JOPLIN, Mo. — After 130 years, a Civil War Union Veteran has officially been laid to rest with military honors and a new head stone.
Civil War Union Soldier, Littleton J. Perry, was laid to rest at the “Peace Church Cemetery” in Joplin, in the year 1892. Perry served in “Company C” of Missouri’s 44th Infantry Regiment.
Unfortunately though, Perry was buried without any government markings or military honors.
“This area had, Civil War, both Union and Confederate come through here. Rader’s Farm is just north of us. And that’s where the Unions and Confederates met for a battle and a lot were killed. Some of the soldiers are buried here in unmarked graves,” said Jim Beeler, Caretaker, Peace Church Cemetery.
Perry was buried next to his sister, Stella, who passed away at 10 years old.
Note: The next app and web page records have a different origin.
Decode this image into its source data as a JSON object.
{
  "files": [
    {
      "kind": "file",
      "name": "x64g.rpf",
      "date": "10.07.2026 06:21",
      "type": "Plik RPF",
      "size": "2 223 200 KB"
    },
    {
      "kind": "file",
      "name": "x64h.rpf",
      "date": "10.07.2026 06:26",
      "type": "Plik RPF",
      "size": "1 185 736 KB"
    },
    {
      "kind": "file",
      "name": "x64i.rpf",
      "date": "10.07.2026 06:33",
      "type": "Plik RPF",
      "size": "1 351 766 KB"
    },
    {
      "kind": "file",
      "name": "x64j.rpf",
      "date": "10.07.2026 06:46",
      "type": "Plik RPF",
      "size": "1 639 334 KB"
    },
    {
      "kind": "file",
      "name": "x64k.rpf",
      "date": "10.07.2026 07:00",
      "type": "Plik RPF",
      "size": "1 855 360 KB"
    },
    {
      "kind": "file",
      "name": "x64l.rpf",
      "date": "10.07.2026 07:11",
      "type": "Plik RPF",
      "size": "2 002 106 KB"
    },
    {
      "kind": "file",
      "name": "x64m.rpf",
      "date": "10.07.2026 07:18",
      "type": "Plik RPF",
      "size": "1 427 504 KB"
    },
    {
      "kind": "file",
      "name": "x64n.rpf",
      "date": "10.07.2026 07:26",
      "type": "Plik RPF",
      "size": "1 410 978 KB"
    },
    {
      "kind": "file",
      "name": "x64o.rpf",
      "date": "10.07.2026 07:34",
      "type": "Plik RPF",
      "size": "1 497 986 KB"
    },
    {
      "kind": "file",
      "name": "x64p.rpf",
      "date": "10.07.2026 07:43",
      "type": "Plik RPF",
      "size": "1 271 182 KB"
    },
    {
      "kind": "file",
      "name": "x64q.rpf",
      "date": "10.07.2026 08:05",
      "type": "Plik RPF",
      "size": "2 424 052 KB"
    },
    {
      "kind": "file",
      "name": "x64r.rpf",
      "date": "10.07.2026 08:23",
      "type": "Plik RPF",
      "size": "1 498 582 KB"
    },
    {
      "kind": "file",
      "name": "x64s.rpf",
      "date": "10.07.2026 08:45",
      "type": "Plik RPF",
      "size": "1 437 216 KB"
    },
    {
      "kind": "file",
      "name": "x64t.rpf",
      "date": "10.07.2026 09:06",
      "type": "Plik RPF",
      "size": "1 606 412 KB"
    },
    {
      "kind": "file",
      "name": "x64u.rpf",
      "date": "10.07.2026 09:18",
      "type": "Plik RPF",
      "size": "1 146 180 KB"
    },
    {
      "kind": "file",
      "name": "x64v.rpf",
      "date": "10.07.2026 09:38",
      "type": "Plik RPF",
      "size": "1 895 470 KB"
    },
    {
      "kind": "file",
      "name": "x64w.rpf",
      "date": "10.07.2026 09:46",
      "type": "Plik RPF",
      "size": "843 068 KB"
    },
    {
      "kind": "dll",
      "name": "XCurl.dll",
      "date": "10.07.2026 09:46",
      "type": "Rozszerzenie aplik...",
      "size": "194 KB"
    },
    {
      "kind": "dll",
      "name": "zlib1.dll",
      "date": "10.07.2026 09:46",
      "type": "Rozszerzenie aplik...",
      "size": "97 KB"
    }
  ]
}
Because his sister’s grave was marked, cemetery staff were finally able to locate Perry.
Cemetery staff have been working for the past three years to identify 26 Veterans in the cemetery, who also have unmarked graves.
“We’ve helped them identify some of the Veterans, because he’ll give us names and we can run it through the Veterans Administration and truly identify if they were a solider, either a Union or Confederate during the Civil War, because the records are fairly thorough for both to be able to find what units they served with and that type of thing,” said Bob Harrington, Commander, Joplin American Legion Post 13.
Thanks to the joint effort by the cemetery’s staff, the Joplin “American Legion Post 13” and the “Veterans Affairs”, a commemoration ceremony was held on Saturday to honor and remember Perry’s sacrifice to his country.
“They’ll either give you a bronze plaque that has your name, rank and years of service on it. Or, they’ll actually do a stone for you, either one. In this case, it’s actually a grave stone that we’re providing, that they provided for him,” said Harrington.
The service included a 21-Gun Salute, a flag presentation and the playing of taps. Finally, Perry’s brand-new headstone was revealed, right next to his sister’s.
“We just want to recognize not only those that have stones, but those that we don’t know who they are and, we just want to give them the recognition that they’re due,” said Beeler.
“This person served their country and they deserve the honor of being recognized for doing that,” said Harrington.